Businesses are also recognising they need to take further steps in this area. Nearly 50 per cent of the businesses surveyed had their own ESG strategy. Many commit to measuring and managing their impact on people and the planet, and provide information about areas such as their carbon emissions, labour conditions, and relationships with communities.
Investors and companies are recognising that embedding good ESG practices into their activities is not merely the right thing to do, but also makes good business sense. Both said the main reason why they were focusing on ESG is they believe this will help improve financial performance. This shows a change in their motivation compared with previous HSBC studies, which suggested that pressure from regulators was the biggest driving factor.
Daniel Klier, Group Head of Strategy and Global Head of Sustainable Finance, HSBC, said: “Investors now firmly believe that a focus on ESG issues can drive financial returns, which is encouraging them to change their behaviour. Put simply, ESG, climate finance and risk management are moving mainstream.”
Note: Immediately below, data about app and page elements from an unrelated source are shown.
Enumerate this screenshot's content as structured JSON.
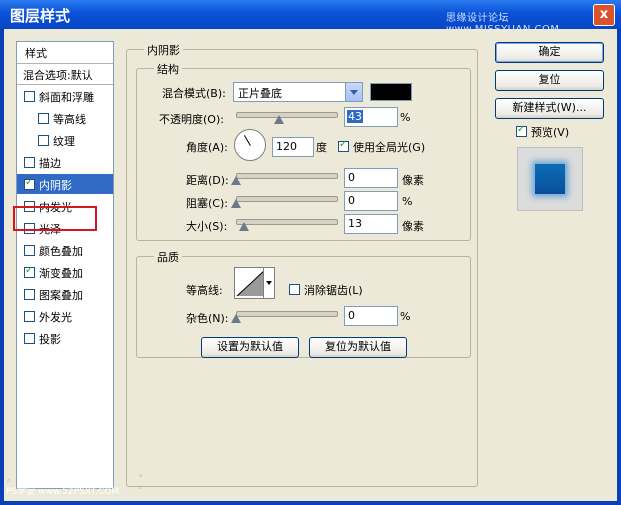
{
  "window": {
    "title": "图层样式",
    "watermark": "思缘设计论坛 www.MISSYUAN.COM",
    "close_symbol": "x"
  },
  "left_panel": {
    "header": "样式",
    "blend_options": "混合选项:默认",
    "items": [
      {
        "label": "斜面和浮雕",
        "checked": false,
        "indent": false
      },
      {
        "label": "等高线",
        "checked": false,
        "indent": true
      },
      {
        "label": "纹理",
        "checked": false,
        "indent": true
      },
      {
        "label": "描边",
        "checked": false,
        "indent": false
      },
      {
        "label": "内阴影",
        "checked": true,
        "indent": false,
        "selected": true
      },
      {
        "label": "内发光",
        "checked": false,
        "indent": false
      },
      {
        "label": "光泽",
        "checked": false,
        "indent": false
      },
      {
        "label": "颜色叠加",
        "checked": false,
        "indent": false
      },
      {
        "label": "渐变叠加",
        "checked": true,
        "indent": false
      },
      {
        "label": "图案叠加",
        "checked": false,
        "indent": false
      },
      {
        "label": "外发光",
        "checked": false,
        "indent": false
      },
      {
        "label": "投影",
        "checked": false,
        "indent": false
      }
    ]
  },
  "inner_shadow": {
    "section_title": "内阴影",
    "structure": {
      "title": "结构",
      "blend_mode_label": "混合模式(B):",
      "blend_mode_value": "正片叠底",
      "shadow_color": "#000000",
      "opacity_label": "不透明度(O):",
      "opacity_value": "43",
      "opacity_unit": "%",
      "angle_label": "角度(A):",
      "angle_value": "120",
      "angle_unit": "度",
      "global_light_label": "使用全局光(G)",
      "global_light_checked": true,
      "distance_label": "距离(D):",
      "distance_value": "0",
      "distance_unit": "像素",
      "choke_label": "阻塞(C):",
      "choke_value": "0",
      "choke_unit": "%",
      "size_label": "大小(S):",
      "size_value": "13",
      "size_unit": "像素"
    },
    "quality": {
      "title": "品质",
      "contour_label": "等高线:",
      "anti_alias_label": "消除锯齿(L)",
      "anti_alias_checked": false,
      "noise_label": "杂色(N):",
      "noise_value": "0",
      "noise_unit": "%"
    },
    "set_default_button": "设置为默认值",
    "reset_default_button": "复位为默认值"
  },
  "right_panel": {
    "ok_button": "确定",
    "reset_button": "复位",
    "new_style_button": "新建样式(W)...",
    "preview_label": "预览(V)",
    "preview_checked": true
  },
  "footer": {
    "mark": "PS学堂 www.52PSXT.COM"
  }
}
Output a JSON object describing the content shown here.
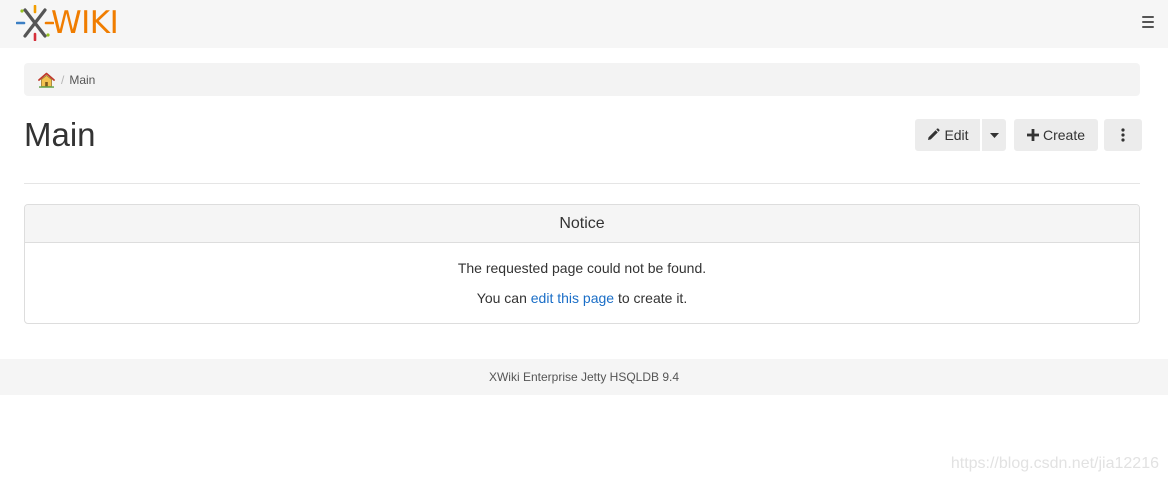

“We have to increase awareness”
HSBC's Daniel Klier discusses the role of the financial services sector in the transition to a more sustainable future.
Read the transcript (1-page PDF 47KB)
Clear definitions needed
However, there remains much more to do – with the survey showing that more than half of companies don’t have an ESG strategy.
Some organisations say they hold back from increasing their commitments because of a lack of clear definitions about what they should measure and disclose. The profile of ESG investing has risen rapidly over recent years, but there are still relatively few established market standards. This means that while many big companies recognise investors want more information on ESG performance, they are unsure exactly what they should be providing.
Initiatives such as the Task Force on Climate-related Financial Disclosures (TCFD), supported by HSBC, may be part of the solution. In 2017, the TCFD published a set of consistent global recommendations on how companies should measure and report on the risks they face from climate change. Yet only 8 per cent of big companies and 10 per cent of investors are aware of these recommendations, the survey found.
Mr Klier highlighted the inconsistency of definitions as a major issue, and added the bank strongly backed the TCFD recommendations.
Read the media release: ESG moves mainstream